Back in the very first issue of Neil Gaiman's groundbreaking Sandman comic book series, the story ends with a character being punished with the Curse of Eternal Waking. You might think, from the name, that he is cursed to never sleep again. That isn't the case, though. Rather, he is cursed with endlessly finding himself trapped in a nightmare and waking in terror, only to find that he is still dreaming and trapped in another nightmare, on and on for all eternity. I bought that issue back in January of 1989 when it first came out, and that ending has haunted me forever.
Apparently the same idea haunts Steven Moffat as well, and he thought it would make the perfect theme for a Christmas special. Huh? Let's talk about that.
(TARDIS Data Core recap)
What to you get when you take Alien, The Thing, and Miracle on 34th Street, toss them in a blender, and add a Scotsman with Attack Eyebrows? You get this story. Clara Oswald meets Santa and two elves on the roof patio of her home, is rescued by the Doctor, and the two of them travel to the North Pole only to find a scientific station beset by a nest of Dream Crabs. During a crab assault, Santa and the Elves show up again to save the day, because of course they do.
This story is, to put it lightly, a wee bit surreal. If it all seems to be operating under a dream logic, that's because... it is. The Dream Crabs attach themselves to the face of their prey (and yes, the similarity to Alien face huggers is directly acknowledged), and lull their victim into a dream state while the crab slowly bores in through the skull and devours the gray matter. The victims are all scooped up into a kind of shared gestalt dream, with their brains scrambling to make sense of everything and to smooth over the gaps in logic.
As with the Sandman story, a great deal is made of the fact that literally none of the characters can tell what is real or whether they are dreaming or awake.It's creepy as hell, and surprisingly dark for a Christmas episode. I mean, sure, Nick Frost has a lot of fun playing Santa and it's nice to see Dan Starkey (better known as the Sontaran Strax from the Paternoster gang) get to play an elf. So the story is not without humor. But then it comes right back around to the whole "slowly turning your brain to soup and sucking it out of your skull with a straw-like proboscis" thing.

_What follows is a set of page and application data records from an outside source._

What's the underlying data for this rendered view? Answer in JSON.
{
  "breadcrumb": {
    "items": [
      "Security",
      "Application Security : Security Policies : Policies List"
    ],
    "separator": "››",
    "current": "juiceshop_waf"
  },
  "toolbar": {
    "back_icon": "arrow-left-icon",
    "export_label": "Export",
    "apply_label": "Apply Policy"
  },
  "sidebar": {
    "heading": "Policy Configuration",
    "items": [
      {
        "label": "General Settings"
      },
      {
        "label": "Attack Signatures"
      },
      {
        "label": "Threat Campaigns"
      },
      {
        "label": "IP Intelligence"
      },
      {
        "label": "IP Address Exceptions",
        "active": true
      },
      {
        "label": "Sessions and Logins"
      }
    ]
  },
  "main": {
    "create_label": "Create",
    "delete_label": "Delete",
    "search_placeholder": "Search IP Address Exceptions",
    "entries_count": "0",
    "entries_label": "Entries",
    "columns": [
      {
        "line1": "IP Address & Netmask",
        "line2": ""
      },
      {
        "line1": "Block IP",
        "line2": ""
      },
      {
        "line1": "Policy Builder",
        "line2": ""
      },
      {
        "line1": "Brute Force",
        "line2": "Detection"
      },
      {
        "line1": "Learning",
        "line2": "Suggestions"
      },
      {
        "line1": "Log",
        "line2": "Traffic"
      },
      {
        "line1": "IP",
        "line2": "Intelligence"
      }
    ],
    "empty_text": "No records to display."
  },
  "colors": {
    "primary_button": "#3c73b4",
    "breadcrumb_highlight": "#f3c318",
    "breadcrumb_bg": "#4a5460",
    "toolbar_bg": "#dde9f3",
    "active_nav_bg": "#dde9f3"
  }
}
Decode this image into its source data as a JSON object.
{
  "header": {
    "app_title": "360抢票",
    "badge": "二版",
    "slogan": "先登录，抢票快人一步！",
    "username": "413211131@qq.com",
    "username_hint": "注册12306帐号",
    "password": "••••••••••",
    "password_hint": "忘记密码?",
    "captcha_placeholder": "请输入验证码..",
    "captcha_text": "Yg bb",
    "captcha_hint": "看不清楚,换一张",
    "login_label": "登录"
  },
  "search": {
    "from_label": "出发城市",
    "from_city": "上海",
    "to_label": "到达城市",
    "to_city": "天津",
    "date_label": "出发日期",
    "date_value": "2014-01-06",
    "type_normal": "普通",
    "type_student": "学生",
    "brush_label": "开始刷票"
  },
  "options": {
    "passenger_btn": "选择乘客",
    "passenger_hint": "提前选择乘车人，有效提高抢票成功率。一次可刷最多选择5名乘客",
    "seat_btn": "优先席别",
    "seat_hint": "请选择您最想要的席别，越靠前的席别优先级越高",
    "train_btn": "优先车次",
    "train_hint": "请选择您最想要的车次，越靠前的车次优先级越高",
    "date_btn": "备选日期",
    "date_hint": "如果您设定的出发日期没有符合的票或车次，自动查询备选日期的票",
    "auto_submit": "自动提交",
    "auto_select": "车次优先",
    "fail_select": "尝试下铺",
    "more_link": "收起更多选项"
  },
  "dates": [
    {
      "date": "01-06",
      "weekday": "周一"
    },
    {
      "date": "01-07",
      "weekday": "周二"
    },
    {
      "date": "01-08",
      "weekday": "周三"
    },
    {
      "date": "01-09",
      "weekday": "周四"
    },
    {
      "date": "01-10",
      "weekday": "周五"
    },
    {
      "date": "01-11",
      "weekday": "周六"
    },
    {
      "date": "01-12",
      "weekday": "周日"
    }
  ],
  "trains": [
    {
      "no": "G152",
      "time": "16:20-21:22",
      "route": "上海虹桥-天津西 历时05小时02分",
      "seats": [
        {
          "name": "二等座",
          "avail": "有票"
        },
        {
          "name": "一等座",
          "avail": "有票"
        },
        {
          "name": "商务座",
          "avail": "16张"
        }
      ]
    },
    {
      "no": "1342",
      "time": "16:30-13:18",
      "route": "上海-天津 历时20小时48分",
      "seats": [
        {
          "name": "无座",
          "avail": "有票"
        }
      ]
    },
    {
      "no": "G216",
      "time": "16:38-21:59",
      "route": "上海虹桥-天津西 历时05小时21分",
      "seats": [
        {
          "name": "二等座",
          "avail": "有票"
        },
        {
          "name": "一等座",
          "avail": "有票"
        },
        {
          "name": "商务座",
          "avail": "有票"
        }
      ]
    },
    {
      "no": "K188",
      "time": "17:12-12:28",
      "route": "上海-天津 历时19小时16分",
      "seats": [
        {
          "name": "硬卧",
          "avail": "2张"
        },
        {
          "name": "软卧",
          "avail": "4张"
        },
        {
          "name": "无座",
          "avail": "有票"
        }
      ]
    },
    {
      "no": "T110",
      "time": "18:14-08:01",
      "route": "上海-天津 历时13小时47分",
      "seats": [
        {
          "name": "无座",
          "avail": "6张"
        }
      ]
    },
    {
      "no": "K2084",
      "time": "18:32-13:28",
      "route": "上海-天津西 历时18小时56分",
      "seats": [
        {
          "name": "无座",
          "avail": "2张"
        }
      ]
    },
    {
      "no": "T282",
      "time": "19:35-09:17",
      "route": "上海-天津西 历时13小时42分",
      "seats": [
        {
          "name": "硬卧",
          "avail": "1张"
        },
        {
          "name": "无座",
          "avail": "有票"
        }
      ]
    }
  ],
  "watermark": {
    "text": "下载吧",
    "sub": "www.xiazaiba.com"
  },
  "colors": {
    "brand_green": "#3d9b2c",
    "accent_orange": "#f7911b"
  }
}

In the end, each of the base scientists turn out to be just four random people whom the Dream Crabs attacked. Most likely they attacked the Doctor first, then followed his thoughts to Clara, and the other four were just random collateral. Ultimately the Doctor is able to rescue almost everyone, with only one fatality. Also ultimately, the Doctor invites Clara back on board the TARDIS, partly because he misses her but mostly because Jenna Coleman changed her mind and signed on to do another season.
This means that we get a third season with a third version of Clara that behaves completely differently from either her first or second season personas, because as I may have mentioned Steven Moffat has never regarded Clara as being an actual character but rather a plot device. On the upside, third season Clara actually gets decent scripts which is a pleasant change.
But I'll get there tomorrow. Twenty seven days to the finish line, people. Twenty seven days.
Companion(s): Clara Oswald, Danny Pink
Episode(s): Last Christmas
Steps Walked: 8,795 today, 3,427,912 total
Distance Walked: 4.71 miles today, 1,791.64 miles total
Push-ups Completed: 0 today, 6,579 total
Sit-ups Completed: 0 today, 929 total
Weight: 246.62 lbs (five day moving average), net change -60.68 lbs